* Task description: Here the job is to retype the data word for word while leaving the pictures aside.

□ □ □ □

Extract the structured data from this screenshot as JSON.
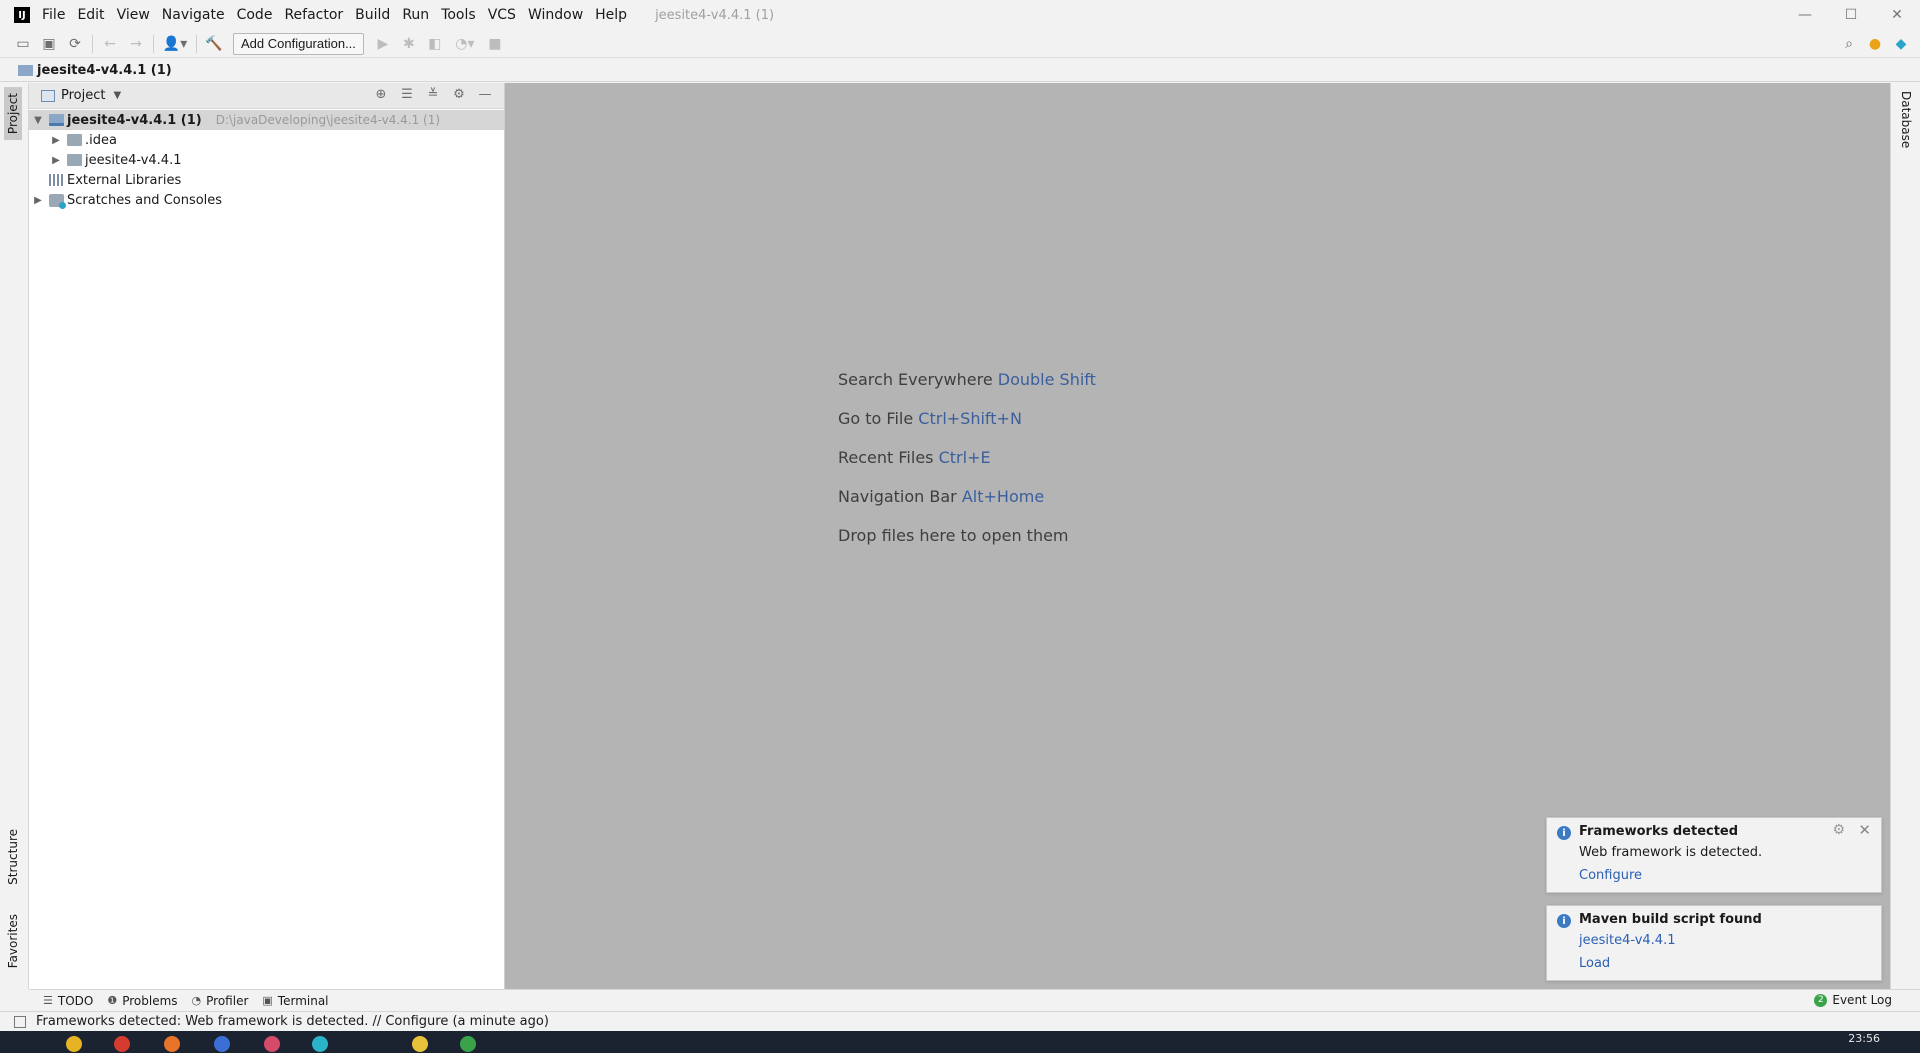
{
  "menu": [
    "File",
    "Edit",
    "View",
    "Navigate",
    "Code",
    "Refactor",
    "Build",
    "Run",
    "Tools",
    "VCS",
    "Window",
    "Help"
  ],
  "window_title": "jeesite4-v4.4.1  (1)",
  "toolbar": {
    "add_config_label": "Add Configuration..."
  },
  "navbar": {
    "crumb": "jeesite4-v4.4.1  (1)"
  },
  "left_stripe": {
    "project": "Project",
    "structure": "Structure",
    "favorites": "Favorites"
  },
  "right_stripe": {
    "database": "Database"
  },
  "project_panel": {
    "title": "Project",
    "tree": [
      {
        "label": "jeesite4-v4.4.1  (1)",
        "path": "D:\\javaDeveloping\\jeesite4-v4.4.1  (1)"
      },
      {
        "label": ".idea"
      },
      {
        "label": "jeesite4-v4.4.1"
      },
      {
        "label": "External Libraries"
      },
      {
        "label": "Scratches and Consoles"
      }
    ]
  },
  "editor_hints": [
    {
      "text": "Search Everywhere",
      "key": "Double Shift"
    },
    {
      "text": "Go to File",
      "key": "Ctrl+Shift+N"
    },
    {
      "text": "Recent Files",
      "key": "Ctrl+E"
    },
    {
      "text": "Navigation Bar",
      "key": "Alt+Home"
    },
    {
      "text": "Drop files here to open them",
      "key": ""
    }
  ],
  "notifications": [
    {
      "title": "Frameworks detected",
      "body": "Web framework is detected.",
      "link": "Configure"
    },
    {
      "title": "Maven build script found",
      "body": "jeesite4-v4.4.1",
      "link": "Load"
    }
  ],
  "bottom_tools": {
    "todo": "TODO",
    "problems": "Problems",
    "profiler": "Profiler",
    "terminal": "Terminal",
    "event_log": "Event Log",
    "event_count": "2"
  },
  "status": {
    "text": "Frameworks detected: Web framework is detected. // Configure (a minute ago)"
  },
  "clock": "23:56",
  "colors": {
    "editor_bg": "#b4b4b4",
    "link": "#2a5fb3",
    "shortcut": "#3b5e9e"
  }
}
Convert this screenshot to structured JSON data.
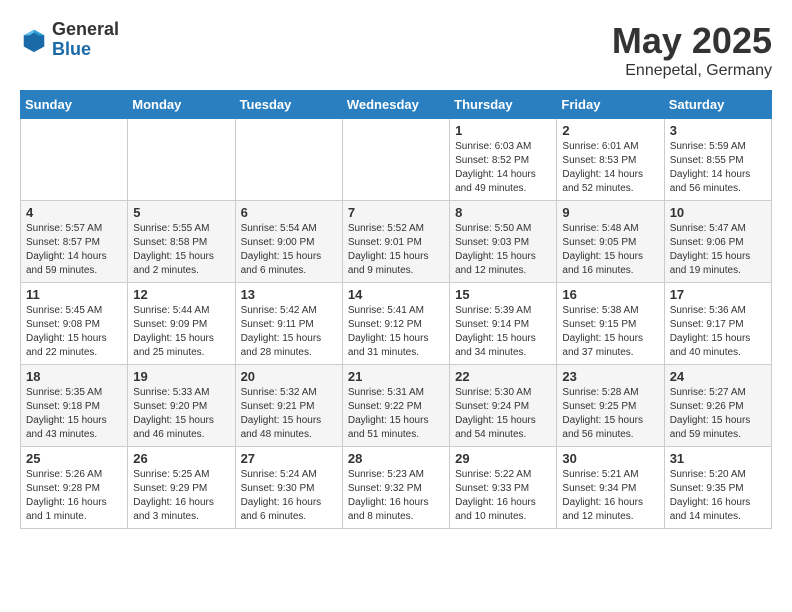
{
  "header": {
    "logo": {
      "general": "General",
      "blue": "Blue"
    },
    "title": "May 2025",
    "location": "Ennepetal, Germany"
  },
  "weekdays": [
    "Sunday",
    "Monday",
    "Tuesday",
    "Wednesday",
    "Thursday",
    "Friday",
    "Saturday"
  ],
  "weeks": [
    [
      {
        "day": "",
        "info": ""
      },
      {
        "day": "",
        "info": ""
      },
      {
        "day": "",
        "info": ""
      },
      {
        "day": "",
        "info": ""
      },
      {
        "day": "1",
        "info": "Sunrise: 6:03 AM\nSunset: 8:52 PM\nDaylight: 14 hours and 49 minutes."
      },
      {
        "day": "2",
        "info": "Sunrise: 6:01 AM\nSunset: 8:53 PM\nDaylight: 14 hours and 52 minutes."
      },
      {
        "day": "3",
        "info": "Sunrise: 5:59 AM\nSunset: 8:55 PM\nDaylight: 14 hours and 56 minutes."
      }
    ],
    [
      {
        "day": "4",
        "info": "Sunrise: 5:57 AM\nSunset: 8:57 PM\nDaylight: 14 hours and 59 minutes."
      },
      {
        "day": "5",
        "info": "Sunrise: 5:55 AM\nSunset: 8:58 PM\nDaylight: 15 hours and 2 minutes."
      },
      {
        "day": "6",
        "info": "Sunrise: 5:54 AM\nSunset: 9:00 PM\nDaylight: 15 hours and 6 minutes."
      },
      {
        "day": "7",
        "info": "Sunrise: 5:52 AM\nSunset: 9:01 PM\nDaylight: 15 hours and 9 minutes."
      },
      {
        "day": "8",
        "info": "Sunrise: 5:50 AM\nSunset: 9:03 PM\nDaylight: 15 hours and 12 minutes."
      },
      {
        "day": "9",
        "info": "Sunrise: 5:48 AM\nSunset: 9:05 PM\nDaylight: 15 hours and 16 minutes."
      },
      {
        "day": "10",
        "info": "Sunrise: 5:47 AM\nSunset: 9:06 PM\nDaylight: 15 hours and 19 minutes."
      }
    ],
    [
      {
        "day": "11",
        "info": "Sunrise: 5:45 AM\nSunset: 9:08 PM\nDaylight: 15 hours and 22 minutes."
      },
      {
        "day": "12",
        "info": "Sunrise: 5:44 AM\nSunset: 9:09 PM\nDaylight: 15 hours and 25 minutes."
      },
      {
        "day": "13",
        "info": "Sunrise: 5:42 AM\nSunset: 9:11 PM\nDaylight: 15 hours and 28 minutes."
      },
      {
        "day": "14",
        "info": "Sunrise: 5:41 AM\nSunset: 9:12 PM\nDaylight: 15 hours and 31 minutes."
      },
      {
        "day": "15",
        "info": "Sunrise: 5:39 AM\nSunset: 9:14 PM\nDaylight: 15 hours and 34 minutes."
      },
      {
        "day": "16",
        "info": "Sunrise: 5:38 AM\nSunset: 9:15 PM\nDaylight: 15 hours and 37 minutes."
      },
      {
        "day": "17",
        "info": "Sunrise: 5:36 AM\nSunset: 9:17 PM\nDaylight: 15 hours and 40 minutes."
      }
    ],
    [
      {
        "day": "18",
        "info": "Sunrise: 5:35 AM\nSunset: 9:18 PM\nDaylight: 15 hours and 43 minutes."
      },
      {
        "day": "19",
        "info": "Sunrise: 5:33 AM\nSunset: 9:20 PM\nDaylight: 15 hours and 46 minutes."
      },
      {
        "day": "20",
        "info": "Sunrise: 5:32 AM\nSunset: 9:21 PM\nDaylight: 15 hours and 48 minutes."
      },
      {
        "day": "21",
        "info": "Sunrise: 5:31 AM\nSunset: 9:22 PM\nDaylight: 15 hours and 51 minutes."
      },
      {
        "day": "22",
        "info": "Sunrise: 5:30 AM\nSunset: 9:24 PM\nDaylight: 15 hours and 54 minutes."
      },
      {
        "day": "23",
        "info": "Sunrise: 5:28 AM\nSunset: 9:25 PM\nDaylight: 15 hours and 56 minutes."
      },
      {
        "day": "24",
        "info": "Sunrise: 5:27 AM\nSunset: 9:26 PM\nDaylight: 15 hours and 59 minutes."
      }
    ],
    [
      {
        "day": "25",
        "info": "Sunrise: 5:26 AM\nSunset: 9:28 PM\nDaylight: 16 hours and 1 minute."
      },
      {
        "day": "26",
        "info": "Sunrise: 5:25 AM\nSunset: 9:29 PM\nDaylight: 16 hours and 3 minutes."
      },
      {
        "day": "27",
        "info": "Sunrise: 5:24 AM\nSunset: 9:30 PM\nDaylight: 16 hours and 6 minutes."
      },
      {
        "day": "28",
        "info": "Sunrise: 5:23 AM\nSunset: 9:32 PM\nDaylight: 16 hours and 8 minutes."
      },
      {
        "day": "29",
        "info": "Sunrise: 5:22 AM\nSunset: 9:33 PM\nDaylight: 16 hours and 10 minutes."
      },
      {
        "day": "30",
        "info": "Sunrise: 5:21 AM\nSunset: 9:34 PM\nDaylight: 16 hours and 12 minutes."
      },
      {
        "day": "31",
        "info": "Sunrise: 5:20 AM\nSunset: 9:35 PM\nDaylight: 16 hours and 14 minutes."
      }
    ]
  ]
}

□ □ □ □

* Response to the task:
Extract the structured data from this screenshot as JSON.
{
  "menu": [
    "File",
    "Edit",
    "View",
    "Navigate",
    "Code",
    "Refactor",
    "Build",
    "Run",
    "Tools",
    "VCS",
    "Window",
    "Help"
  ],
  "window_title": "jeesite4-v4.4.1  (1)",
  "toolbar": {
    "add_config_label": "Add Configuration..."
  },
  "navbar": {
    "crumb": "jeesite4-v4.4.1  (1)"
  },
  "left_stripe": {
    "project": "Project",
    "structure": "Structure",
    "favorites": "Favorites"
  },
  "right_stripe": {
    "database": "Database"
  },
  "project_panel": {
    "title": "Project",
    "tree": [
      {
        "label": "jeesite4-v4.4.1  (1)",
        "path": "D:\\javaDeveloping\\jeesite4-v4.4.1  (1)"
      },
      {
        "label": ".idea"
      },
      {
        "label": "jeesite4-v4.4.1"
      },
      {
        "label": "External Libraries"
      },
      {
        "label": "Scratches and Consoles"
      }
    ]
  },
  "editor_hints": [
    {
      "text": "Search Everywhere",
      "key": "Double Shift"
    },
    {
      "text": "Go to File",
      "key": "Ctrl+Shift+N"
    },
    {
      "text": "Recent Files",
      "key": "Ctrl+E"
    },
    {
      "text": "Navigation Bar",
      "key": "Alt+Home"
    },
    {
      "text": "Drop files here to open them",
      "key": ""
    }
  ],
  "notifications": [
    {
      "title": "Frameworks detected",
      "body": "Web framework is detected.",
      "link": "Configure"
    },
    {
      "title": "Maven build script found",
      "body": "jeesite4-v4.4.1",
      "link": "Load"
    }
  ],
  "bottom_tools": {
    "todo": "TODO",
    "problems": "Problems",
    "profiler": "Profiler",
    "terminal": "Terminal",
    "event_log": "Event Log",
    "event_count": "2"
  },
  "status": {
    "text": "Frameworks detected: Web framework is detected. // Configure (a minute ago)"
  },
  "clock": "23:56",
  "colors": {
    "editor_bg": "#b4b4b4",
    "link": "#2a5fb3",
    "shortcut": "#3b5e9e"
  }
}
Convert this screenshot to structured JSON data.
{
  "header": {
    "logo": {
      "general": "General",
      "blue": "Blue"
    },
    "title": "May 2025",
    "location": "Ennepetal, Germany"
  },
  "weekdays": [
    "Sunday",
    "Monday",
    "Tuesday",
    "Wednesday",
    "Thursday",
    "Friday",
    "Saturday"
  ],
  "weeks": [
    [
      {
        "day": "",
        "info": ""
      },
      {
        "day": "",
        "info": ""
      },
      {
        "day": "",
        "info": ""
      },
      {
        "day": "",
        "info": ""
      },
      {
        "day": "1",
        "info": "Sunrise: 6:03 AM\nSunset: 8:52 PM\nDaylight: 14 hours and 49 minutes."
      },
      {
        "day": "2",
        "info": "Sunrise: 6:01 AM\nSunset: 8:53 PM\nDaylight: 14 hours and 52 minutes."
      },
      {
        "day": "3",
        "info": "Sunrise: 5:59 AM\nSunset: 8:55 PM\nDaylight: 14 hours and 56 minutes."
      }
    ],
    [
      {
        "day": "4",
        "info": "Sunrise: 5:57 AM\nSunset: 8:57 PM\nDaylight: 14 hours and 59 minutes."
      },
      {
        "day": "5",
        "info": "Sunrise: 5:55 AM\nSunset: 8:58 PM\nDaylight: 15 hours and 2 minutes."
      },
      {
        "day": "6",
        "info": "Sunrise: 5:54 AM\nSunset: 9:00 PM\nDaylight: 15 hours and 6 minutes."
      },
      {
        "day": "7",
        "info": "Sunrise: 5:52 AM\nSunset: 9:01 PM\nDaylight: 15 hours and 9 minutes."
      },
      {
        "day": "8",
        "info": "Sunrise: 5:50 AM\nSunset: 9:03 PM\nDaylight: 15 hours and 12 minutes."
      },
      {
        "day": "9",
        "info": "Sunrise: 5:48 AM\nSunset: 9:05 PM\nDaylight: 15 hours and 16 minutes."
      },
      {
        "day": "10",
        "info": "Sunrise: 5:47 AM\nSunset: 9:06 PM\nDaylight: 15 hours and 19 minutes."
      }
    ],
    [
      {
        "day": "11",
        "info": "Sunrise: 5:45 AM\nSunset: 9:08 PM\nDaylight: 15 hours and 22 minutes."
      },
      {
        "day": "12",
        "info": "Sunrise: 5:44 AM\nSunset: 9:09 PM\nDaylight: 15 hours and 25 minutes."
      },
      {
        "day": "13",
        "info": "Sunrise: 5:42 AM\nSunset: 9:11 PM\nDaylight: 15 hours and 28 minutes."
      },
      {
        "day": "14",
        "info": "Sunrise: 5:41 AM\nSunset: 9:12 PM\nDaylight: 15 hours and 31 minutes."
      },
      {
        "day": "15",
        "info": "Sunrise: 5:39 AM\nSunset: 9:14 PM\nDaylight: 15 hours and 34 minutes."
      },
      {
        "day": "16",
        "info": "Sunrise: 5:38 AM\nSunset: 9:15 PM\nDaylight: 15 hours and 37 minutes."
      },
      {
        "day": "17",
        "info": "Sunrise: 5:36 AM\nSunset: 9:17 PM\nDaylight: 15 hours and 40 minutes."
      }
    ],
    [
      {
        "day": "18",
        "info": "Sunrise: 5:35 AM\nSunset: 9:18 PM\nDaylight: 15 hours and 43 minutes."
      },
      {
        "day": "19",
        "info": "Sunrise: 5:33 AM\nSunset: 9:20 PM\nDaylight: 15 hours and 46 minutes."
      },
      {
        "day": "20",
        "info": "Sunrise: 5:32 AM\nSunset: 9:21 PM\nDaylight: 15 hours and 48 minutes."
      },
      {
        "day": "21",
        "info": "Sunrise: 5:31 AM\nSunset: 9:22 PM\nDaylight: 15 hours and 51 minutes."
      },
      {
        "day": "22",
        "info": "Sunrise: 5:30 AM\nSunset: 9:24 PM\nDaylight: 15 hours and 54 minutes."
      },
      {
        "day": "23",
        "info": "Sunrise: 5:28 AM\nSunset: 9:25 PM\nDaylight: 15 hours and 56 minutes."
      },
      {
        "day": "24",
        "info": "Sunrise: 5:27 AM\nSunset: 9:26 PM\nDaylight: 15 hours and 59 minutes."
      }
    ],
    [
      {
        "day": "25",
        "info": "Sunrise: 5:26 AM\nSunset: 9:28 PM\nDaylight: 16 hours and 1 minute."
      },
      {
        "day": "26",
        "info": "Sunrise: 5:25 AM\nSunset: 9:29 PM\nDaylight: 16 hours and 3 minutes."
      },
      {
        "day": "27",
        "info": "Sunrise: 5:24 AM\nSunset: 9:30 PM\nDaylight: 16 hours and 6 minutes."
      },
      {
        "day": "28",
        "info": "Sunrise: 5:23 AM\nSunset: 9:32 PM\nDaylight: 16 hours and 8 minutes."
      },
      {
        "day": "29",
        "info": "Sunrise: 5:22 AM\nSunset: 9:33 PM\nDaylight: 16 hours and 10 minutes."
      },
      {
        "day": "30",
        "info": "Sunrise: 5:21 AM\nSunset: 9:34 PM\nDaylight: 16 hours and 12 minutes."
      },
      {
        "day": "31",
        "info": "Sunrise: 5:20 AM\nSunset: 9:35 PM\nDaylight: 16 hours and 14 minutes."
      }
    ]
  ]
}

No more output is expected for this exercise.